Oftentimes the abuse makes them feel badly about themselves, helpless and hopeless, and it often gets so bad that they feel that only way out of the situation is to try to kill themselves or to end their lives. So when the women come to the hospital, we meet with them, we begin to form a meaningful relationship with them, we evaluate them, learn about how they're doing, their psychological symptoms, their substance abuse problems, difficulties with coping. And we also learn about their strengths, and their resources, and their resilience -- what's good about them and how they cope effectively in life.
Then we offer them one of two group therapy programs. One is the support intervention where they come to a weekly support group, and with the other members of the group and the therapists, they talk about their lives, and they receive support and guidance.

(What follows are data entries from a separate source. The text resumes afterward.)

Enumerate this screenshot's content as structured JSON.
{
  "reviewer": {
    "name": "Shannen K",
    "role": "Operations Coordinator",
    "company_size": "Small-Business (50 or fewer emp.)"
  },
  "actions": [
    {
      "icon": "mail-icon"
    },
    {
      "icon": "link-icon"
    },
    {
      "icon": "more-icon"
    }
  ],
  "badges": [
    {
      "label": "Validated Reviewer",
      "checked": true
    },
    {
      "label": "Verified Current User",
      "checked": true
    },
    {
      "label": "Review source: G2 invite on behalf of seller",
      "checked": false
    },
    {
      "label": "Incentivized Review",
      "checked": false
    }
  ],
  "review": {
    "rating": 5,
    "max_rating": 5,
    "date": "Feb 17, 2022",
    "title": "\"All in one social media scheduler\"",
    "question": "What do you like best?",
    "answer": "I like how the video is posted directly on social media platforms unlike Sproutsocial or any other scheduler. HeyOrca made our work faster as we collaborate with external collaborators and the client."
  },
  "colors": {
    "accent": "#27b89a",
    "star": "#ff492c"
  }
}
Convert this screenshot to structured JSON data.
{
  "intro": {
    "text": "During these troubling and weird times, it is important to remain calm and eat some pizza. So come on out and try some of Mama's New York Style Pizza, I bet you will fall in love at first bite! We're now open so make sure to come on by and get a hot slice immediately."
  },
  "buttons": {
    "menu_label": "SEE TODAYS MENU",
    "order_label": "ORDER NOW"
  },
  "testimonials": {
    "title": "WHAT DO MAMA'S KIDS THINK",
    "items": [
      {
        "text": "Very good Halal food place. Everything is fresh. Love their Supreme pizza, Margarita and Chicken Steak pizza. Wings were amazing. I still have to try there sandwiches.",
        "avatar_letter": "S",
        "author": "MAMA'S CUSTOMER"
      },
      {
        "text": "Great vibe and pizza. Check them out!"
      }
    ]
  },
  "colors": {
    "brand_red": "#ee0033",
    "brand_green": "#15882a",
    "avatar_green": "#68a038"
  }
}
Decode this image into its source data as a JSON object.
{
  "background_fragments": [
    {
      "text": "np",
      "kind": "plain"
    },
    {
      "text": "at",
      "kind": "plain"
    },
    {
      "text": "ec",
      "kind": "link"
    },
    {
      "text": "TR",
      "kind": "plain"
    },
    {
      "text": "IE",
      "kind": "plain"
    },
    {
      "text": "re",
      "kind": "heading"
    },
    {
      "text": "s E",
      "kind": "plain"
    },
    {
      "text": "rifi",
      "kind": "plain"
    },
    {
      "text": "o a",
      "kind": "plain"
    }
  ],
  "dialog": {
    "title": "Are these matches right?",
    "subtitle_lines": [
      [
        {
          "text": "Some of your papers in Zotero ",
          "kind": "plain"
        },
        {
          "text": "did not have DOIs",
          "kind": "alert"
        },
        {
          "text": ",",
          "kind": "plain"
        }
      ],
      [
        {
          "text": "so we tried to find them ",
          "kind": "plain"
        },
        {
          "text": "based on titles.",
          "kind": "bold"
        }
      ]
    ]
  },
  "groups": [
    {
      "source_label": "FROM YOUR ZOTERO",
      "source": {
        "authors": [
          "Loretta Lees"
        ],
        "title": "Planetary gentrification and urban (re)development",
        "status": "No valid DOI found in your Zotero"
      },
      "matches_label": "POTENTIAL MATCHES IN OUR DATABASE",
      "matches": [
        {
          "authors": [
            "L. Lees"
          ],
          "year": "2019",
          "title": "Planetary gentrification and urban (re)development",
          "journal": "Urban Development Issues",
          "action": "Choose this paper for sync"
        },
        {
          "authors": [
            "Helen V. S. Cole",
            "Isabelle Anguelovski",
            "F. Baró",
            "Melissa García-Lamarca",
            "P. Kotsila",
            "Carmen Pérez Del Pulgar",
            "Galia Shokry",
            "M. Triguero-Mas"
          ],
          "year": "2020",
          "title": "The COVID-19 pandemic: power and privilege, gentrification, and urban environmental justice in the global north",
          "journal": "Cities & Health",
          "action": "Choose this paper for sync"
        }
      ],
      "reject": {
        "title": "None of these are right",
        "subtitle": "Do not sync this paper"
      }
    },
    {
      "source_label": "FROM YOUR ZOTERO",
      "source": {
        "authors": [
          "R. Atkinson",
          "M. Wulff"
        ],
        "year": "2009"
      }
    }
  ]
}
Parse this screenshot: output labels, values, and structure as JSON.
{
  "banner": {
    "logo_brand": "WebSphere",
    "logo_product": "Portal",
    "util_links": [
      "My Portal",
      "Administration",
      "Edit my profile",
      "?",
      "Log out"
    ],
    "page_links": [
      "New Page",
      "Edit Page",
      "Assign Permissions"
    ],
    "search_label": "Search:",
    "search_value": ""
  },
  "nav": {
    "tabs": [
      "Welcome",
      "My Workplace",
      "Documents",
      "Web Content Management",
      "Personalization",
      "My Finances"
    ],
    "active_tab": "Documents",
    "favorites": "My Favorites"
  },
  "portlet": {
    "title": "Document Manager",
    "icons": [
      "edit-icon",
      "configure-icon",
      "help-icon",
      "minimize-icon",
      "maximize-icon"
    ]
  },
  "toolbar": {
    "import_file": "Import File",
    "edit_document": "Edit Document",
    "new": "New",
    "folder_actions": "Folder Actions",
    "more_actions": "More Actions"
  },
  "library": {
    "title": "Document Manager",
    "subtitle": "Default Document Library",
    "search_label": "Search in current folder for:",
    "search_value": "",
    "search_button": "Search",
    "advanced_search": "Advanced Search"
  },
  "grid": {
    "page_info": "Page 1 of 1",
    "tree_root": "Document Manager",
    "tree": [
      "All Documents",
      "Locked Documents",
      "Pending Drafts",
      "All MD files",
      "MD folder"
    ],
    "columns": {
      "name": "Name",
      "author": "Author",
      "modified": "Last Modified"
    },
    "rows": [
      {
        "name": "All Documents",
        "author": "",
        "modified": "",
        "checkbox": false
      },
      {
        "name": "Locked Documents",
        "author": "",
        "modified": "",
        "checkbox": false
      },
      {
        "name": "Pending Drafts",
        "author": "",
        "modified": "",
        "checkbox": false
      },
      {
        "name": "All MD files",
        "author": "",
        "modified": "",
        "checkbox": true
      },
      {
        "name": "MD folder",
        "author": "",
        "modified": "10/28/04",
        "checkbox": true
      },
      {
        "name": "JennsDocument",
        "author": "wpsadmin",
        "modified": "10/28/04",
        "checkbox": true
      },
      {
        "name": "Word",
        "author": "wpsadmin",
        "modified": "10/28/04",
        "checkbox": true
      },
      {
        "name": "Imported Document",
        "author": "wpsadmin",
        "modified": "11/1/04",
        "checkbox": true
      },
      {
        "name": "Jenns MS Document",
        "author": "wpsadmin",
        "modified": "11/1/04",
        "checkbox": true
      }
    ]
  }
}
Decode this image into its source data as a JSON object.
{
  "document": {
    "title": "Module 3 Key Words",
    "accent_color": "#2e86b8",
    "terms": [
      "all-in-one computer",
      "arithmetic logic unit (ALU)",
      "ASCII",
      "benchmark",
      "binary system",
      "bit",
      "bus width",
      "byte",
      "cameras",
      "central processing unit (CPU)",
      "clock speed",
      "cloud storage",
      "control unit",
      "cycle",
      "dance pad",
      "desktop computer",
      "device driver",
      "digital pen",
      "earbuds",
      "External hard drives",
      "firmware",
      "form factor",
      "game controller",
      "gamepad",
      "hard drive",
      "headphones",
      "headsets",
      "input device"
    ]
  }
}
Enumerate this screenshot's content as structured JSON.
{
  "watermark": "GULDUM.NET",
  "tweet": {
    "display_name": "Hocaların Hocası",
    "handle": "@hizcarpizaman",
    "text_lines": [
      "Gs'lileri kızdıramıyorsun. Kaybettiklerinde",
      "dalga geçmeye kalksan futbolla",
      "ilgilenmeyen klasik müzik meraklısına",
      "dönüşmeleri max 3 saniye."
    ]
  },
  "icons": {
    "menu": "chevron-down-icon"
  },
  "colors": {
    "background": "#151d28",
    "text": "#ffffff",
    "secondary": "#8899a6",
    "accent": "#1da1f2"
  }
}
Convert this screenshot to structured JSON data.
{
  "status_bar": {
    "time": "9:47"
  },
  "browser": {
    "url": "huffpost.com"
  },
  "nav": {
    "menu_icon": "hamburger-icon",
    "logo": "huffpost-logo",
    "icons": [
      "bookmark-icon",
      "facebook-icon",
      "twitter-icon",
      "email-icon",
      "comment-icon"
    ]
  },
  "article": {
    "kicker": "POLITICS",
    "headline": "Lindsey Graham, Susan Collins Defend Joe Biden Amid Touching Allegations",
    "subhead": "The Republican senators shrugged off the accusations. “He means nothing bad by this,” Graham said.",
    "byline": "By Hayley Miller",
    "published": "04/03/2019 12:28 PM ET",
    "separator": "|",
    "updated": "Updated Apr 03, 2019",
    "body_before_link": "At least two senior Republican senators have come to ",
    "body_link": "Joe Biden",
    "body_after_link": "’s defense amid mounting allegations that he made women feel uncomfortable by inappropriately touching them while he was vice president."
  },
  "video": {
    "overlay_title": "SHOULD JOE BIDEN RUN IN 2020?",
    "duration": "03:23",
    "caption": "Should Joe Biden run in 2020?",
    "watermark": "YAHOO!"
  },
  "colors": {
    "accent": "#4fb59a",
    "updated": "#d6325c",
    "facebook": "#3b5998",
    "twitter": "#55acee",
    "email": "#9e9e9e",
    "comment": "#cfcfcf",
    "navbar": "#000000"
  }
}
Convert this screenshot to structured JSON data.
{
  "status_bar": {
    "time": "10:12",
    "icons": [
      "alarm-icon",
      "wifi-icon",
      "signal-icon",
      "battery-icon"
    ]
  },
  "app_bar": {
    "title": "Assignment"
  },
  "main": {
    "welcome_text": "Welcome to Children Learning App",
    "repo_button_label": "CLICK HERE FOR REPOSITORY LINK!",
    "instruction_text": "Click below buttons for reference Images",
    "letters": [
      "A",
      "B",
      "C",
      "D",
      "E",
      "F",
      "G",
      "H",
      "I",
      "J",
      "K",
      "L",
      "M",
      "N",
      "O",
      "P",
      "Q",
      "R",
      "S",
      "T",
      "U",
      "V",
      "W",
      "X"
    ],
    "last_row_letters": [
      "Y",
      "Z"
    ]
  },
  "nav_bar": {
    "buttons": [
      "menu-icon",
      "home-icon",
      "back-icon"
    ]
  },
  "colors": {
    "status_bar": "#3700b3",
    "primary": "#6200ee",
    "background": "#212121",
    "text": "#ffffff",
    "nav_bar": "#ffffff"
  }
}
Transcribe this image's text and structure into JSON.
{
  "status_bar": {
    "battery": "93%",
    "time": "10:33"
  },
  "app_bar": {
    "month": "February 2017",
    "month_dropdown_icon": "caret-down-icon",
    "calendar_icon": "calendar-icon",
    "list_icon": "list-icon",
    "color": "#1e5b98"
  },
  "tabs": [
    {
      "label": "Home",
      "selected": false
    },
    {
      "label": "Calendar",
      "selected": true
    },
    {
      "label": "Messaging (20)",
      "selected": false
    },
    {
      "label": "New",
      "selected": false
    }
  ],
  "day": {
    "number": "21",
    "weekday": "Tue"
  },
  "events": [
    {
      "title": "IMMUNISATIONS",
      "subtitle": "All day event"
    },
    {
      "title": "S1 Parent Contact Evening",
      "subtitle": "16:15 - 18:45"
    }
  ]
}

The other is a psycho-educational program where we provide the women with education and information about suicide, domestic violence, effective strategies for coping, positive ways to build self-esteem, ways to enhance their social support networks, and ways to access more effectively resources in their environment. Through the psycho-educational program, women also have a chance to talk about what's going on in their lives, what's been stressful to them, and they engage in activities that help them learn their new skills. We found that the psycho-educational program has been linked with women having better self-esteem, being less depressed, less suicidal, and more able to get out of abusive relationships.